trade and investment relations. And as mentioned on ASEAN Briefing site, with China, who was
the Philippines’ second largest trading partner has resulted into massive trade benefits for the
Philippines as well as securing investments and credit line pledges. Philippines’ trade and
economic relations with Russia and China is a great importance since both of these countries
resources can have transformative impact on the PH economy and society in particular to the
fields of energy, mining, infrastructure, education and industry, in terms of technologies and
expertise. Both countries can also serve as investors in Philippine infrastructure, industry,
agriculture and may provide markets for major Philippine exports.

However, as the Philippines’ economy continues to develop in a wide margin and is


poised for further growth, the country is still left behind its Southeast Asian neighbors in
attracting foreign direct investments. There are barriers and challenges that hinders foreign
investors to start business and enter the market within the country. And these difficulties lies
within the (1) complicated legal process, where it takes a long process of setting up businesses,
procedures are long and expensive; (2) security and safety, investors will question the safety of
environment where the business would be set-up and therefore, they would not risk something
for their business in unsafe environment (3) government corruption, lack of policies that remove
the influence of corrupt officials in the judicial system; (4) lack of freedom in investments, lack
of push for greater reforms and policies that will benefit individuals and achieve growth. If the
following three areas of concerns has been given enough attention, therefore the Philippines can
sustain fast economic growth that will allow to attract investments, to create job employments
and boost incomes.

Globalization as the predominant feature of the 21st century, manifests all spheres of life
in terms of social, political and even in economic aspect. And with this manifestations of
globalization in economic, therefore globalization does affect FDI inflow and outflow. The
Philippines, as one of the developing countries has a great economic potential. The country has
abundant resources and labor. Globalization as expected, is to provide organizations with
competitive positions by having lower operating costs and to increase the numbers of consumers
as well as the products and services. And to gain these goals, there must be a diversification of
resources, development of new investment opportunities to open up markets and access to new
materials and resources. With globalization, there is industrialization that is essential to attract
investors and foreign capital.

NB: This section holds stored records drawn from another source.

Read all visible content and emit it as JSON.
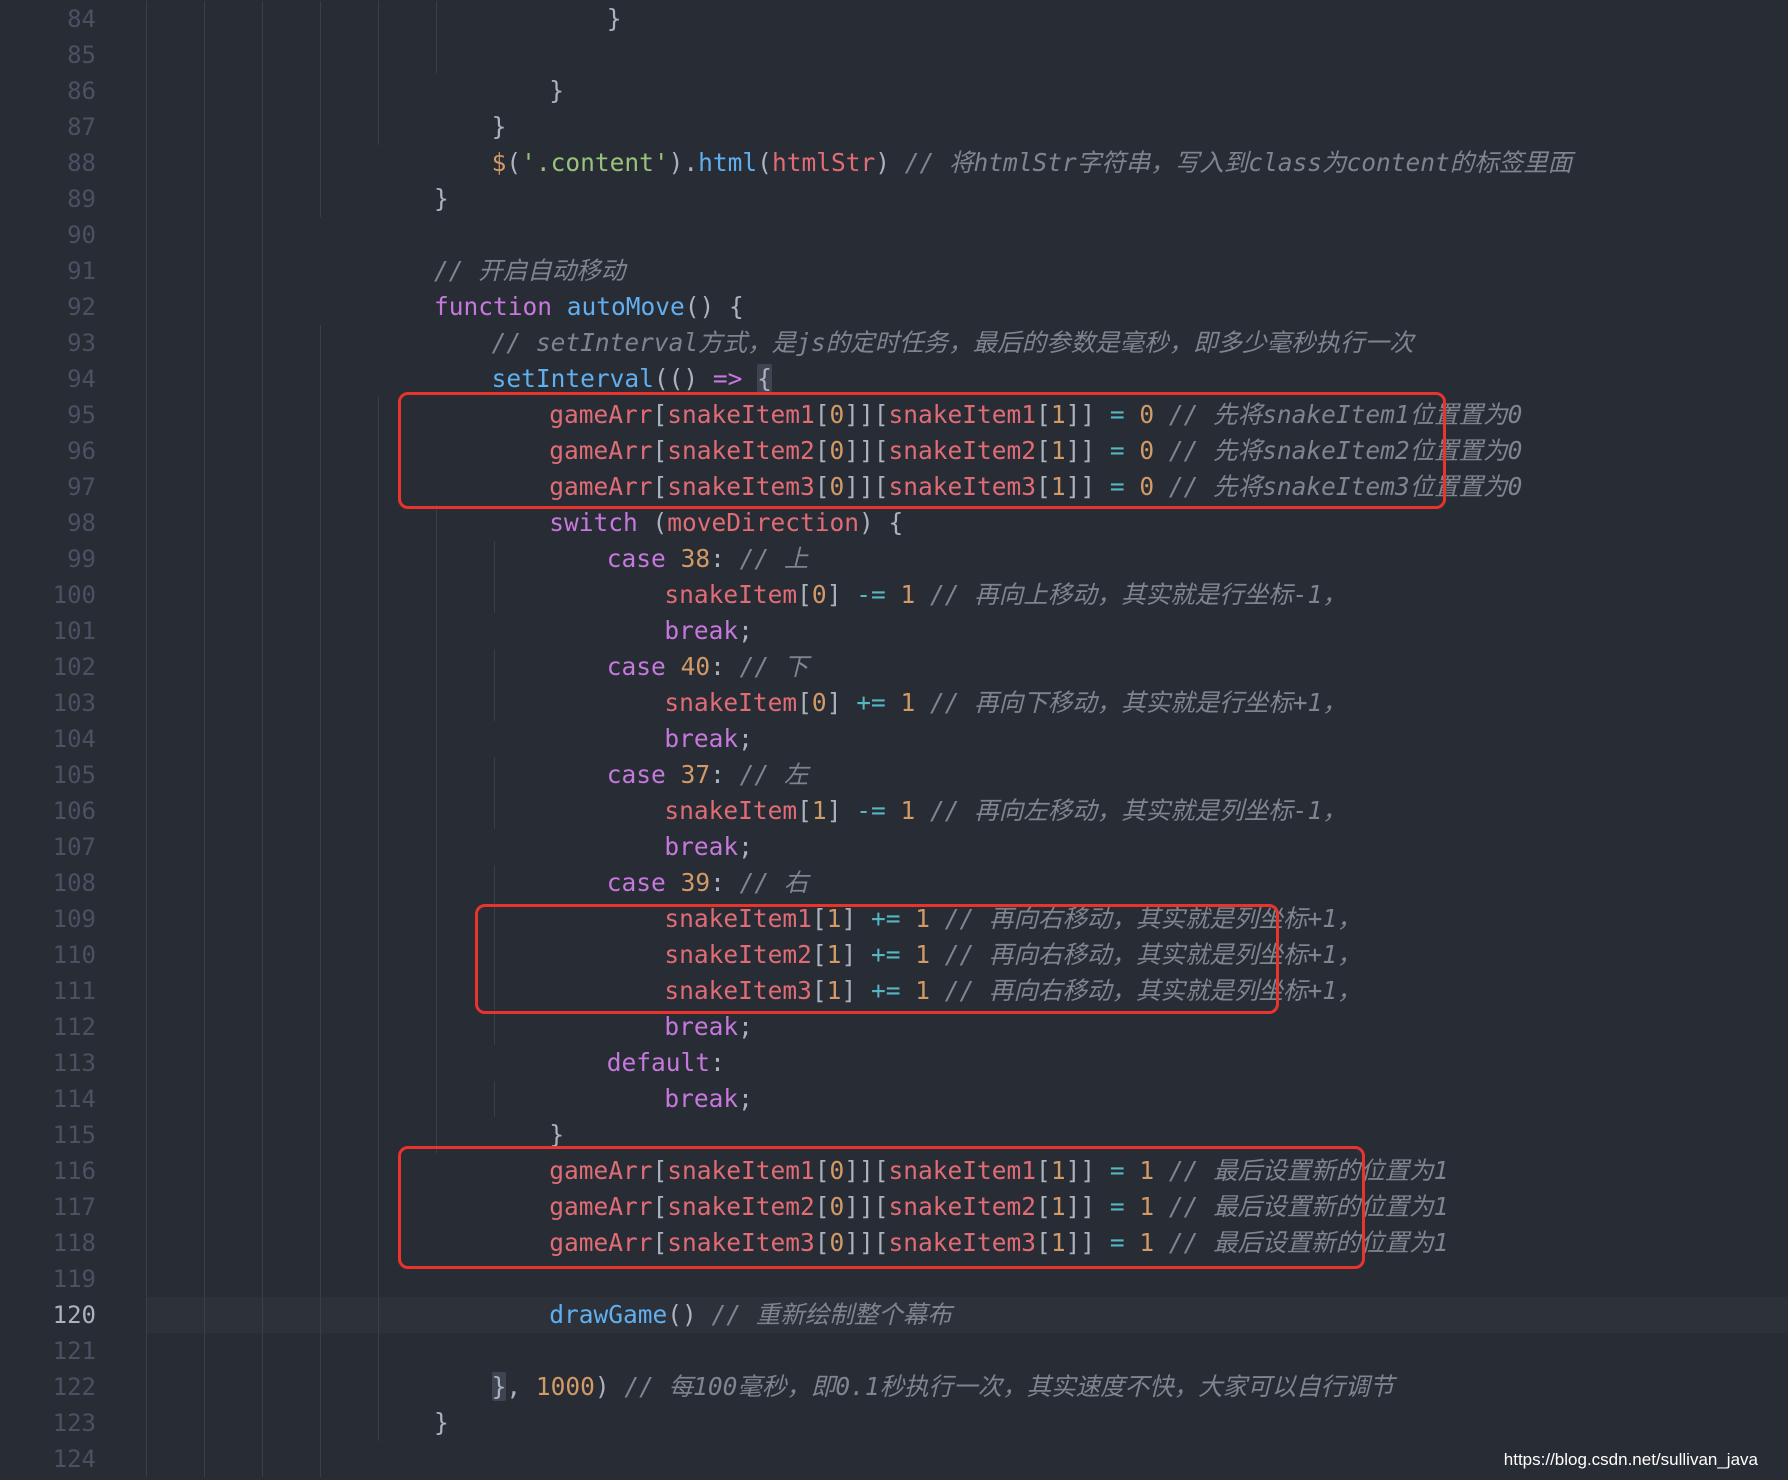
{
  "editor": {
    "theme_colors": {
      "background": "#282c34",
      "keyword": "#c678dd",
      "function": "#61afef",
      "variable": "#e06c75",
      "number": "#d19a66",
      "string": "#98c379",
      "operator": "#56b6c2",
      "comment": "#7f848e",
      "highlight_box": "#e8342c"
    },
    "active_line": 120,
    "lines": [
      {
        "n": "84",
        "indent": 8,
        "tokens": [
          [
            "plain",
            "}"
          ]
        ]
      },
      {
        "n": "85",
        "indent": 0,
        "tokens": []
      },
      {
        "n": "86",
        "indent": 7,
        "tokens": [
          [
            "plain",
            "}"
          ]
        ]
      },
      {
        "n": "87",
        "indent": 6,
        "tokens": [
          [
            "plain",
            "}"
          ]
        ]
      },
      {
        "n": "88",
        "indent": 6,
        "tokens": [
          [
            "number",
            "$"
          ],
          [
            "plain",
            "("
          ],
          [
            "string",
            "'.content'"
          ],
          [
            "plain",
            ")."
          ],
          [
            "function",
            "html"
          ],
          [
            "plain",
            "("
          ],
          [
            "variable",
            "htmlStr"
          ],
          [
            "plain",
            ") "
          ],
          [
            "comment",
            "// 将htmlStr字符串，写入到class为content的标签里面"
          ]
        ]
      },
      {
        "n": "89",
        "indent": 5,
        "tokens": [
          [
            "plain",
            "}"
          ]
        ]
      },
      {
        "n": "90",
        "indent": 0,
        "tokens": []
      },
      {
        "n": "91",
        "indent": 5,
        "tokens": [
          [
            "comment",
            "// 开启自动移动"
          ]
        ]
      },
      {
        "n": "92",
        "indent": 5,
        "tokens": [
          [
            "keyword",
            "function"
          ],
          [
            "plain",
            " "
          ],
          [
            "function",
            "autoMove"
          ],
          [
            "plain",
            "() {"
          ]
        ]
      },
      {
        "n": "93",
        "indent": 6,
        "tokens": [
          [
            "comment",
            "// setInterval方式，是js的定时任务，最后的参数是毫秒，即多少毫秒执行一次"
          ]
        ]
      },
      {
        "n": "94",
        "indent": 6,
        "tokens": [
          [
            "function",
            "setInterval"
          ],
          [
            "plain",
            "(() "
          ],
          [
            "keyword",
            "=>"
          ],
          [
            "plain",
            " "
          ],
          [
            "bracket-hl",
            "{"
          ]
        ]
      },
      {
        "n": "95",
        "indent": 7,
        "tokens": [
          [
            "variable",
            "gameArr"
          ],
          [
            "plain",
            "["
          ],
          [
            "variable",
            "snakeItem1"
          ],
          [
            "plain",
            "["
          ],
          [
            "number",
            "0"
          ],
          [
            "plain",
            "]]["
          ],
          [
            "variable",
            "snakeItem1"
          ],
          [
            "plain",
            "["
          ],
          [
            "number",
            "1"
          ],
          [
            "plain",
            "]] "
          ],
          [
            "operator",
            "="
          ],
          [
            "plain",
            " "
          ],
          [
            "number",
            "0"
          ],
          [
            "plain",
            " "
          ],
          [
            "comment",
            "// 先将snakeItem1位置置为0"
          ]
        ]
      },
      {
        "n": "96",
        "indent": 7,
        "tokens": [
          [
            "variable",
            "gameArr"
          ],
          [
            "plain",
            "["
          ],
          [
            "variable",
            "snakeItem2"
          ],
          [
            "plain",
            "["
          ],
          [
            "number",
            "0"
          ],
          [
            "plain",
            "]]["
          ],
          [
            "variable",
            "snakeItem2"
          ],
          [
            "plain",
            "["
          ],
          [
            "number",
            "1"
          ],
          [
            "plain",
            "]] "
          ],
          [
            "operator",
            "="
          ],
          [
            "plain",
            " "
          ],
          [
            "number",
            "0"
          ],
          [
            "plain",
            " "
          ],
          [
            "comment",
            "// 先将snakeItem2位置置为0"
          ]
        ]
      },
      {
        "n": "97",
        "indent": 7,
        "tokens": [
          [
            "variable",
            "gameArr"
          ],
          [
            "plain",
            "["
          ],
          [
            "variable",
            "snakeItem3"
          ],
          [
            "plain",
            "["
          ],
          [
            "number",
            "0"
          ],
          [
            "plain",
            "]]["
          ],
          [
            "variable",
            "snakeItem3"
          ],
          [
            "plain",
            "["
          ],
          [
            "number",
            "1"
          ],
          [
            "plain",
            "]] "
          ],
          [
            "operator",
            "="
          ],
          [
            "plain",
            " "
          ],
          [
            "number",
            "0"
          ],
          [
            "plain",
            " "
          ],
          [
            "comment",
            "// 先将snakeItem3位置置为0"
          ]
        ]
      },
      {
        "n": "98",
        "indent": 7,
        "tokens": [
          [
            "keyword",
            "switch"
          ],
          [
            "plain",
            " ("
          ],
          [
            "variable",
            "moveDirection"
          ],
          [
            "plain",
            ") {"
          ]
        ]
      },
      {
        "n": "99",
        "indent": 8,
        "tokens": [
          [
            "keyword",
            "case"
          ],
          [
            "plain",
            " "
          ],
          [
            "number",
            "38"
          ],
          [
            "plain",
            ": "
          ],
          [
            "comment",
            "// 上"
          ]
        ]
      },
      {
        "n": "100",
        "indent": 9,
        "tokens": [
          [
            "variable",
            "snakeItem"
          ],
          [
            "plain",
            "["
          ],
          [
            "number",
            "0"
          ],
          [
            "plain",
            "] "
          ],
          [
            "operator",
            "-="
          ],
          [
            "plain",
            " "
          ],
          [
            "number",
            "1"
          ],
          [
            "plain",
            " "
          ],
          [
            "comment",
            "// 再向上移动，其实就是行坐标-1，"
          ]
        ]
      },
      {
        "n": "101",
        "indent": 9,
        "tokens": [
          [
            "keyword",
            "break"
          ],
          [
            "plain",
            ";"
          ]
        ]
      },
      {
        "n": "102",
        "indent": 8,
        "tokens": [
          [
            "keyword",
            "case"
          ],
          [
            "plain",
            " "
          ],
          [
            "number",
            "40"
          ],
          [
            "plain",
            ": "
          ],
          [
            "comment",
            "// 下"
          ]
        ]
      },
      {
        "n": "103",
        "indent": 9,
        "tokens": [
          [
            "variable",
            "snakeItem"
          ],
          [
            "plain",
            "["
          ],
          [
            "number",
            "0"
          ],
          [
            "plain",
            "] "
          ],
          [
            "operator",
            "+="
          ],
          [
            "plain",
            " "
          ],
          [
            "number",
            "1"
          ],
          [
            "plain",
            " "
          ],
          [
            "comment",
            "// 再向下移动，其实就是行坐标+1，"
          ]
        ]
      },
      {
        "n": "104",
        "indent": 9,
        "tokens": [
          [
            "keyword",
            "break"
          ],
          [
            "plain",
            ";"
          ]
        ]
      },
      {
        "n": "105",
        "indent": 8,
        "tokens": [
          [
            "keyword",
            "case"
          ],
          [
            "plain",
            " "
          ],
          [
            "number",
            "37"
          ],
          [
            "plain",
            ": "
          ],
          [
            "comment",
            "// 左"
          ]
        ]
      },
      {
        "n": "106",
        "indent": 9,
        "tokens": [
          [
            "variable",
            "snakeItem"
          ],
          [
            "plain",
            "["
          ],
          [
            "number",
            "1"
          ],
          [
            "plain",
            "] "
          ],
          [
            "operator",
            "-="
          ],
          [
            "plain",
            " "
          ],
          [
            "number",
            "1"
          ],
          [
            "plain",
            " "
          ],
          [
            "comment",
            "// 再向左移动，其实就是列坐标-1，"
          ]
        ]
      },
      {
        "n": "107",
        "indent": 9,
        "tokens": [
          [
            "keyword",
            "break"
          ],
          [
            "plain",
            ";"
          ]
        ]
      },
      {
        "n": "108",
        "indent": 8,
        "tokens": [
          [
            "keyword",
            "case"
          ],
          [
            "plain",
            " "
          ],
          [
            "number",
            "39"
          ],
          [
            "plain",
            ": "
          ],
          [
            "comment",
            "// 右"
          ]
        ]
      },
      {
        "n": "109",
        "indent": 9,
        "tokens": [
          [
            "variable",
            "snakeItem1"
          ],
          [
            "plain",
            "["
          ],
          [
            "number",
            "1"
          ],
          [
            "plain",
            "] "
          ],
          [
            "operator",
            "+="
          ],
          [
            "plain",
            " "
          ],
          [
            "number",
            "1"
          ],
          [
            "plain",
            " "
          ],
          [
            "comment",
            "// 再向右移动，其实就是列坐标+1，"
          ]
        ]
      },
      {
        "n": "110",
        "indent": 9,
        "tokens": [
          [
            "variable",
            "snakeItem2"
          ],
          [
            "plain",
            "["
          ],
          [
            "number",
            "1"
          ],
          [
            "plain",
            "] "
          ],
          [
            "operator",
            "+="
          ],
          [
            "plain",
            " "
          ],
          [
            "number",
            "1"
          ],
          [
            "plain",
            " "
          ],
          [
            "comment",
            "// 再向右移动，其实就是列坐标+1，"
          ]
        ]
      },
      {
        "n": "111",
        "indent": 9,
        "tokens": [
          [
            "variable",
            "snakeItem3"
          ],
          [
            "plain",
            "["
          ],
          [
            "number",
            "1"
          ],
          [
            "plain",
            "] "
          ],
          [
            "operator",
            "+="
          ],
          [
            "plain",
            " "
          ],
          [
            "number",
            "1"
          ],
          [
            "plain",
            " "
          ],
          [
            "comment",
            "// 再向右移动，其实就是列坐标+1，"
          ]
        ]
      },
      {
        "n": "112",
        "indent": 9,
        "tokens": [
          [
            "keyword",
            "break"
          ],
          [
            "plain",
            ";"
          ]
        ]
      },
      {
        "n": "113",
        "indent": 8,
        "tokens": [
          [
            "keyword",
            "default"
          ],
          [
            "plain",
            ":"
          ]
        ]
      },
      {
        "n": "114",
        "indent": 9,
        "tokens": [
          [
            "keyword",
            "break"
          ],
          [
            "plain",
            ";"
          ]
        ]
      },
      {
        "n": "115",
        "indent": 7,
        "tokens": [
          [
            "plain",
            "}"
          ]
        ]
      },
      {
        "n": "116",
        "indent": 7,
        "tokens": [
          [
            "variable",
            "gameArr"
          ],
          [
            "plain",
            "["
          ],
          [
            "variable",
            "snakeItem1"
          ],
          [
            "plain",
            "["
          ],
          [
            "number",
            "0"
          ],
          [
            "plain",
            "]]["
          ],
          [
            "variable",
            "snakeItem1"
          ],
          [
            "plain",
            "["
          ],
          [
            "number",
            "1"
          ],
          [
            "plain",
            "]] "
          ],
          [
            "operator",
            "="
          ],
          [
            "plain",
            " "
          ],
          [
            "number",
            "1"
          ],
          [
            "plain",
            " "
          ],
          [
            "comment",
            "// 最后设置新的位置为1"
          ]
        ]
      },
      {
        "n": "117",
        "indent": 7,
        "tokens": [
          [
            "variable",
            "gameArr"
          ],
          [
            "plain",
            "["
          ],
          [
            "variable",
            "snakeItem2"
          ],
          [
            "plain",
            "["
          ],
          [
            "number",
            "0"
          ],
          [
            "plain",
            "]]["
          ],
          [
            "variable",
            "snakeItem2"
          ],
          [
            "plain",
            "["
          ],
          [
            "number",
            "1"
          ],
          [
            "plain",
            "]] "
          ],
          [
            "operator",
            "="
          ],
          [
            "plain",
            " "
          ],
          [
            "number",
            "1"
          ],
          [
            "plain",
            " "
          ],
          [
            "comment",
            "// 最后设置新的位置为1"
          ]
        ]
      },
      {
        "n": "118",
        "indent": 7,
        "tokens": [
          [
            "variable",
            "gameArr"
          ],
          [
            "plain",
            "["
          ],
          [
            "variable",
            "snakeItem3"
          ],
          [
            "plain",
            "["
          ],
          [
            "number",
            "0"
          ],
          [
            "plain",
            "]]["
          ],
          [
            "variable",
            "snakeItem3"
          ],
          [
            "plain",
            "["
          ],
          [
            "number",
            "1"
          ],
          [
            "plain",
            "]] "
          ],
          [
            "operator",
            "="
          ],
          [
            "plain",
            " "
          ],
          [
            "number",
            "1"
          ],
          [
            "plain",
            " "
          ],
          [
            "comment",
            "// 最后设置新的位置为1"
          ]
        ]
      },
      {
        "n": "119",
        "indent": 0,
        "tokens": []
      },
      {
        "n": "120",
        "indent": 7,
        "tokens": [
          [
            "function",
            "drawGame"
          ],
          [
            "plain",
            "() "
          ],
          [
            "comment",
            "// 重新绘制整个幕布"
          ]
        ]
      },
      {
        "n": "121",
        "indent": 0,
        "tokens": []
      },
      {
        "n": "122",
        "indent": 6,
        "tokens": [
          [
            "bracket-hl",
            "}"
          ],
          [
            "plain",
            ", "
          ],
          [
            "number",
            "1000"
          ],
          [
            "plain",
            ") "
          ],
          [
            "comment",
            "// 每100毫秒，即0.1秒执行一次，其实速度不快，大家可以自行调节"
          ]
        ]
      },
      {
        "n": "123",
        "indent": 5,
        "tokens": [
          [
            "plain",
            "}"
          ]
        ]
      },
      {
        "n": "124",
        "indent": 0,
        "tokens": []
      }
    ]
  },
  "watermark": "https://blog.csdn.net/sullivan_java"
}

With modernization and developments, it has help to attract more
foreign investors to start business here in the Philippines. On the other side of this, there will be a
competitive nature between the small local business and large multinational corporations or
companies.

The Philippines as a developing country and a place of opportunity for investors, must
have an (1) effective and stable political setting, where the government has the capability to
support the investing climate of the country as well as to make relations that beneficial for
country in the part of economy like trade agreements; (2) implementations of economic reforms
that will improve conditions for doing businesses; (3) better enforceability of laws and
regulations (4) improve tax reforms for foreign firms as well as for locals; (5) quality of
infrastructures must be improve; (6) educate and training of the workforce to that they are
essential to business; (7) and to maintain or enhance the economic capability of the country,
because chances are if the country’s economy went downhill, investors would therefore pull-out
their businesses.